Aim of the task
Print out the records below with nothing altered.

Data records
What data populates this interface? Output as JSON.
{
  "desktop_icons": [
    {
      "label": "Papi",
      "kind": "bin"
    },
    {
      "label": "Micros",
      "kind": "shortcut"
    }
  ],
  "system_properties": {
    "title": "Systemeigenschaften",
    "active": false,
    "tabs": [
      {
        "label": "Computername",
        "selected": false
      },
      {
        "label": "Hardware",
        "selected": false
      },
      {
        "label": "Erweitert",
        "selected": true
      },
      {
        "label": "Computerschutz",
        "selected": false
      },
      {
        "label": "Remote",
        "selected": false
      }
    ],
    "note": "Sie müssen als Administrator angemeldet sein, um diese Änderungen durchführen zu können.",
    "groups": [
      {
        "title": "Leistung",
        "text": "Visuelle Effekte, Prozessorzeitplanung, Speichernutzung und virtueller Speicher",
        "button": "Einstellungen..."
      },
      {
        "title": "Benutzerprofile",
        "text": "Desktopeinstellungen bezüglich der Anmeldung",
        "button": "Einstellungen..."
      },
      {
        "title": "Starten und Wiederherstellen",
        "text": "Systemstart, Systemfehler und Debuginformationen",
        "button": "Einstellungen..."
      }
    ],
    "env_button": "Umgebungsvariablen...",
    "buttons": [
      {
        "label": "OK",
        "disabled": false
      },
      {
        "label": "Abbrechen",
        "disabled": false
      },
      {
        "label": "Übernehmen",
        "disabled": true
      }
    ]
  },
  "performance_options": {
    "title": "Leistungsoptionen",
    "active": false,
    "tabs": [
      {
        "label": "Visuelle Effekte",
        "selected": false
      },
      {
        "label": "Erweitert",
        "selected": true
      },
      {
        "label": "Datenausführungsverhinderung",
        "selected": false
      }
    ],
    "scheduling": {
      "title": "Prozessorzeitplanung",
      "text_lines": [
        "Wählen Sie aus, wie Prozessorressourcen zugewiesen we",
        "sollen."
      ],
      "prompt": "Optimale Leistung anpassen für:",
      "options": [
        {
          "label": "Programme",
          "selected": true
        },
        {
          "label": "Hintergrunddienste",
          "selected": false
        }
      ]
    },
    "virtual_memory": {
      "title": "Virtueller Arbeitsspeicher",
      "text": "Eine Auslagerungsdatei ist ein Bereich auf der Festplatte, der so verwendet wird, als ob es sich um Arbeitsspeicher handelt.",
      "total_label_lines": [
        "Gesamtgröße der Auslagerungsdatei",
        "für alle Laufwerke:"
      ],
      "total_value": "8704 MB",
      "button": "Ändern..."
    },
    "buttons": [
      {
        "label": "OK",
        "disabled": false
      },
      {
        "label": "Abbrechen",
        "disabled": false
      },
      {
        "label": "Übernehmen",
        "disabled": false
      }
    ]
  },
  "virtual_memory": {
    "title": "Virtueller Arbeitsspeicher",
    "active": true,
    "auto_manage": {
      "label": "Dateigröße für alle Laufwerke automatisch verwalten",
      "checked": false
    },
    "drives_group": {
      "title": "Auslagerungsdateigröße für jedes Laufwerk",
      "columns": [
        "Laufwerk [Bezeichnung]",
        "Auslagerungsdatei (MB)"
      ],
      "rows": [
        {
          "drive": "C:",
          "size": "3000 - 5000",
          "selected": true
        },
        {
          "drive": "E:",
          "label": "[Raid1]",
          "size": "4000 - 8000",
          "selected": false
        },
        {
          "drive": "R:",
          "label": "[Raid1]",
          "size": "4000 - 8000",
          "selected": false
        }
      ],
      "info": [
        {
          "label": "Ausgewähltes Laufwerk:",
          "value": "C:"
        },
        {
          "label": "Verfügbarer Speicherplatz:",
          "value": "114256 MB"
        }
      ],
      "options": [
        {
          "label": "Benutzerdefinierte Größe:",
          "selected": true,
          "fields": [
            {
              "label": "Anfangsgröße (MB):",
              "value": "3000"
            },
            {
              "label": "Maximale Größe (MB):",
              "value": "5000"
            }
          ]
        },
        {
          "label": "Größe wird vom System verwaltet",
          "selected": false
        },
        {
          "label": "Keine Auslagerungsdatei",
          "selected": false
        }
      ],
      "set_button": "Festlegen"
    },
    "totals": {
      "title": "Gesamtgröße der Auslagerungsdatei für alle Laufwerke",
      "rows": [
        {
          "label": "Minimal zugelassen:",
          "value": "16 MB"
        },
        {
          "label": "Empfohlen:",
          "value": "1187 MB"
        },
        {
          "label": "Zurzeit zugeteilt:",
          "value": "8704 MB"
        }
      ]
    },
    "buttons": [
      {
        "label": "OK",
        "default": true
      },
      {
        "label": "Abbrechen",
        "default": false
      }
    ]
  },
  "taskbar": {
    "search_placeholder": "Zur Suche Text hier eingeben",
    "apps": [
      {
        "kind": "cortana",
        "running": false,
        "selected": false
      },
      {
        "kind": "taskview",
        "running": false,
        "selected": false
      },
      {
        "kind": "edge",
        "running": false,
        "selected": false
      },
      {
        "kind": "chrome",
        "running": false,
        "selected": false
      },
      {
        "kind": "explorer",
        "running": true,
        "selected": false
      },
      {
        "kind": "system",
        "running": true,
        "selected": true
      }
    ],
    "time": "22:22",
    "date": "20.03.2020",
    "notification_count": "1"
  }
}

Solved problem
What data populates this interface? Output as JSON.
{
  "desktop_icons": [
    {
      "label": "Papi",
      "kind": "bin"
    },
    {
      "label": "Micros",
      "kind": "shortcut"
    }
  ],
  "system_properties": {
    "title": "Systemeigenschaften",
    "active": false,
    "tabs": [
      {
        "label": "Computername",
        "selected": false
      },
      {
        "label": "Hardware",
        "selected": false
      },
      {
        "label": "Erweitert",
        "selected": true
      },
      {
        "label": "Computerschutz",
        "selected": false
      },
      {
        "label": "Remote",
        "selected": false
      }
    ],
    "note": "Sie müssen als Administrator angemeldet sein, um diese Änderungen durchführen zu können.",
    "groups": [
      {
        "title": "Leistung",
        "text": "Visuelle Effekte, Prozessorzeitplanung, Speichernutzung und virtueller Speicher",
        "button": "Einstellungen..."
      },
      {
        "title": "Benutzerprofile",
        "text": "Desktopeinstellungen bezüglich der Anmeldung",
        "button": "Einstellungen..."
      },
      {
        "title": "Starten und Wiederherstellen",
        "text": "Systemstart, Systemfehler und Debuginformationen",
        "button": "Einstellungen..."
      }
    ],
    "env_button": "Umgebungsvariablen...",
    "buttons": [
      {
        "label": "OK",
        "disabled": false
      },
      {
        "label": "Abbrechen",
        "disabled": false
      },
      {
        "label": "Übernehmen",
        "disabled": true
      }
    ]
  },
  "performance_options": {
    "title": "Leistungsoptionen",
    "active": false,
    "tabs": [
      {
        "label": "Visuelle Effekte",
        "selected": false
      },
      {
        "label": "Erweitert",
        "selected": true
      },
      {
        "label": "Datenausführungsverhinderung",
        "selected": false
      }
    ],
    "scheduling": {
      "title": "Prozessorzeitplanung",
      "text_lines": [
        "Wählen Sie aus, wie Prozessorressourcen zugewiesen we",
        "sollen."
      ],
      "prompt": "Optimale Leistung anpassen für:",
      "options": [
        {
          "label": "Programme",
          "selected": true
        },
        {
          "label": "Hintergrunddienste",
          "selected": false
        }
      ]
    },
    "virtual_memory": {
      "title": "Virtueller Arbeitsspeicher",
      "text": "Eine Auslagerungsdatei ist ein Bereich auf der Festplatte, der so verwendet wird, als ob es sich um Arbeitsspeicher handelt.",
      "total_label_lines": [
        "Gesamtgröße der Auslagerungsdatei",
        "für alle Laufwerke:"
      ],
      "total_value": "8704 MB",
      "button": "Ändern..."
    },
    "buttons": [
      {
        "label": "OK",
        "disabled": false
      },
      {
        "label": "Abbrechen",
        "disabled": false
      },
      {
        "label": "Übernehmen",
        "disabled": false
      }
    ]
  },
  "virtual_memory": {
    "title": "Virtueller Arbeitsspeicher",
    "active": true,
    "auto_manage": {
      "label": "Dateigröße für alle Laufwerke automatisch verwalten",
      "checked": false
    },
    "drives_group": {
      "title": "Auslagerungsdateigröße für jedes Laufwerk",
      "columns": [
        "Laufwerk [Bezeichnung]",
        "Auslagerungsdatei (MB)"
      ],
      "rows": [
        {
          "drive": "C:",
          "size": "3000 - 5000",
          "selected": true
        },
        {
          "drive": "E:",
          "label": "[Raid1]",
          "size": "4000 - 8000",
          "selected": false
        },
        {
          "drive": "R:",
          "label": "[Raid1]",
          "size": "4000 - 8000",
          "selected": false
        }
      ],
      "info": [
        {
          "label": "Ausgewähltes Laufwerk:",
          "value": "C:"
        },
        {
          "label": "Verfügbarer Speicherplatz:",
          "value": "114256 MB"
        }
      ],
      "options": [
        {
          "label": "Benutzerdefinierte Größe:",
          "selected": true,
          "fields": [
            {
              "label": "Anfangsgröße (MB):",
              "value": "3000"
            },
            {
              "label": "Maximale Größe (MB):",
              "value": "5000"
            }
          ]
        },
        {
          "label": "Größe wird vom System verwaltet",
          "selected": false
        },
        {
          "label": "Keine Auslagerungsdatei",
          "selected": false
        }
      ],
      "set_button": "Festlegen"
    },
    "totals": {
      "title": "Gesamtgröße der Auslagerungsdatei für alle Laufwerke",
      "rows": [
        {
          "label": "Minimal zugelassen:",
          "value": "16 MB"
        },
        {
          "label": "Empfohlen:",
          "value": "1187 MB"
        },
        {
          "label": "Zurzeit zugeteilt:",
          "value": "8704 MB"
        }
      ]
    },
    "buttons": [
      {
        "label": "OK",
        "default": true
      },
      {
        "label": "Abbrechen",
        "default": false
      }
    ]
  },
  "taskbar": {
    "search_placeholder": "Zur Suche Text hier eingeben",
    "apps": [
      {
        "kind": "cortana",
        "running": false,
        "selected": false
      },
      {
        "kind": "taskview",
        "running": false,
        "selected": false
      },
      {
        "kind": "edge",
        "running": false,
        "selected": false
      },
      {
        "kind": "chrome",
        "running": false,
        "selected": false
      },
      {
        "kind": "explorer",
        "running": true,
        "selected": false
      },
      {
        "kind": "system",
        "running": true,
        "selected": true
      }
    ],
    "time": "22:22",
    "date": "20.03.2020",
    "notification_count": "1"
  }
}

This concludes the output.